Work instruction – Once you have read the data below, print all of it exactly.

Record set –
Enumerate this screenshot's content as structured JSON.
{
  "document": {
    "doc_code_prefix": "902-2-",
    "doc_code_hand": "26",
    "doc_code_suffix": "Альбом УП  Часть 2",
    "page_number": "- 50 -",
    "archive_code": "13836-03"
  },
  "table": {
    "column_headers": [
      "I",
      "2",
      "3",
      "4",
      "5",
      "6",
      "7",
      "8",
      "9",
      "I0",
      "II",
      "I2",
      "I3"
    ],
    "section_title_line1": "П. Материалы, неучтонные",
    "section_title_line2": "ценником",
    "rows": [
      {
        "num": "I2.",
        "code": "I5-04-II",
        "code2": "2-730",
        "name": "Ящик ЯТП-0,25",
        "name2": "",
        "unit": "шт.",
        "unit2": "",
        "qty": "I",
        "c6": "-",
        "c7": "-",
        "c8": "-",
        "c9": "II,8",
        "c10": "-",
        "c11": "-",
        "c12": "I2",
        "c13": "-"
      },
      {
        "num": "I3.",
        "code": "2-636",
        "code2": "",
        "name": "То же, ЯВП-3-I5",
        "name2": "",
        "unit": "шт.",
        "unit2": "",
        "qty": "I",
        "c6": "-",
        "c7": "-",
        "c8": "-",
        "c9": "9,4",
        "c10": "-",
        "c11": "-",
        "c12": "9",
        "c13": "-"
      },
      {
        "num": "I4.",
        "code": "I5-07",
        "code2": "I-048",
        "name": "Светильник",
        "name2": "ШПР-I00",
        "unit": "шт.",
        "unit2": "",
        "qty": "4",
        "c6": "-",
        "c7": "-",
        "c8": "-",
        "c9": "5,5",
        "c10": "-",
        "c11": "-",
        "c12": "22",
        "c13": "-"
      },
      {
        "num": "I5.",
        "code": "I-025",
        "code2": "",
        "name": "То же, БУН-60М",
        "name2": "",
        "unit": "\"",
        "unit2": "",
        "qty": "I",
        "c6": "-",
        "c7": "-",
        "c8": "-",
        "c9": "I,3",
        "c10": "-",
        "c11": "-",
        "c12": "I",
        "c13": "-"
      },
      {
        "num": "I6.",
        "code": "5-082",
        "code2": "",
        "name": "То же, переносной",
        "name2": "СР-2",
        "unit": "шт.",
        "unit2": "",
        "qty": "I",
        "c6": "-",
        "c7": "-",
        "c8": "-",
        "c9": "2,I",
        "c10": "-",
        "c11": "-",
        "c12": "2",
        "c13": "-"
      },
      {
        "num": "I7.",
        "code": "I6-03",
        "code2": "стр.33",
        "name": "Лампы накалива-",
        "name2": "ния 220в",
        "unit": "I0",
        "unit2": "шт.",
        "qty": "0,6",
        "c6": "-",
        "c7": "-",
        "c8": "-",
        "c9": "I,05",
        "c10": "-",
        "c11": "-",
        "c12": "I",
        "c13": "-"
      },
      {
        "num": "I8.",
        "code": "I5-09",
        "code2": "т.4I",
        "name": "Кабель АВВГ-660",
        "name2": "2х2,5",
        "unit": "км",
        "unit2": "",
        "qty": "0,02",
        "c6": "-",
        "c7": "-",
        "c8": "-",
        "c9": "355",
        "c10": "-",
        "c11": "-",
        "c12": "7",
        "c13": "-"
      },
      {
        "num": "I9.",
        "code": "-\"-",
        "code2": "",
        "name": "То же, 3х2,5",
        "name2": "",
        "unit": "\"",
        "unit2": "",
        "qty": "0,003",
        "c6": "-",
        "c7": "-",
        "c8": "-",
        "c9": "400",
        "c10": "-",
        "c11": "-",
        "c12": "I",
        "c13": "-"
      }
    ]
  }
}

Exercise answer –
Enumerate this screenshot's content as structured JSON.
{
  "document": {
    "doc_code_prefix": "902-2-",
    "doc_code_hand": "26",
    "doc_code_suffix": "Альбом УП  Часть 2",
    "page_number": "- 50 -",
    "archive_code": "13836-03"
  },
  "table": {
    "column_headers": [
      "I",
      "2",
      "3",
      "4",
      "5",
      "6",
      "7",
      "8",
      "9",
      "I0",
      "II",
      "I2",
      "I3"
    ],
    "section_title_line1": "П. Материалы, неучтонные",
    "section_title_line2": "ценником",
    "rows": [
      {
        "num": "I2.",
        "code": "I5-04-II",
        "code2": "2-730",
        "name": "Ящик ЯТП-0,25",
        "name2": "",
        "unit": "шт.",
        "unit2": "",
        "qty": "I",
        "c6": "-",
        "c7": "-",
        "c8": "-",
        "c9": "II,8",
        "c10": "-",
        "c11": "-",
        "c12": "I2",
        "c13": "-"
      },
      {
        "num": "I3.",
        "code": "2-636",
        "code2": "",
        "name": "То же, ЯВП-3-I5",
        "name2": "",
        "unit": "шт.",
        "unit2": "",
        "qty": "I",
        "c6": "-",
        "c7": "-",
        "c8": "-",
        "c9": "9,4",
        "c10": "-",
        "c11": "-",
        "c12": "9",
        "c13": "-"
      },
      {
        "num": "I4.",
        "code": "I5-07",
        "code2": "I-048",
        "name": "Светильник",
        "name2": "ШПР-I00",
        "unit": "шт.",
        "unit2": "",
        "qty": "4",
        "c6": "-",
        "c7": "-",
        "c8": "-",
        "c9": "5,5",
        "c10": "-",
        "c11": "-",
        "c12": "22",
        "c13": "-"
      },
      {
        "num": "I5.",
        "code": "I-025",
        "code2": "",
        "name": "То же, БУН-60М",
        "name2": "",
        "unit": "\"",
        "unit2": "",
        "qty": "I",
        "c6": "-",
        "c7": "-",
        "c8": "-",
        "c9": "I,3",
        "c10": "-",
        "c11": "-",
        "c12": "I",
        "c13": "-"
      },
      {
        "num": "I6.",
        "code": "5-082",
        "code2": "",
        "name": "То же, переносной",
        "name2": "СР-2",
        "unit": "шт.",
        "unit2": "",
        "qty": "I",
        "c6": "-",
        "c7": "-",
        "c8": "-",
        "c9": "2,I",
        "c10": "-",
        "c11": "-",
        "c12": "2",
        "c13": "-"
      },
      {
        "num": "I7.",
        "code": "I6-03",
        "code2": "стр.33",
        "name": "Лампы накалива-",
        "name2": "ния 220в",
        "unit": "I0",
        "unit2": "шт.",
        "qty": "0,6",
        "c6": "-",
        "c7": "-",
        "c8": "-",
        "c9": "I,05",
        "c10": "-",
        "c11": "-",
        "c12": "I",
        "c13": "-"
      },
      {
        "num": "I8.",
        "code": "I5-09",
        "code2": "т.4I",
        "name": "Кабель АВВГ-660",
        "name2": "2х2,5",
        "unit": "км",
        "unit2": "",
        "qty": "0,02",
        "c6": "-",
        "c7": "-",
        "c8": "-",
        "c9": "355",
        "c10": "-",
        "c11": "-",
        "c12": "7",
        "c13": "-"
      },
      {
        "num": "I9.",
        "code": "-\"-",
        "code2": "",
        "name": "То же, 3х2,5",
        "name2": "",
        "unit": "\"",
        "unit2": "",
        "qty": "0,003",
        "c6": "-",
        "c7": "-",
        "c8": "-",
        "c9": "400",
        "c10": "-",
        "c11": "-",
        "c12": "I",
        "c13": "-"
      }
    ]
  }
}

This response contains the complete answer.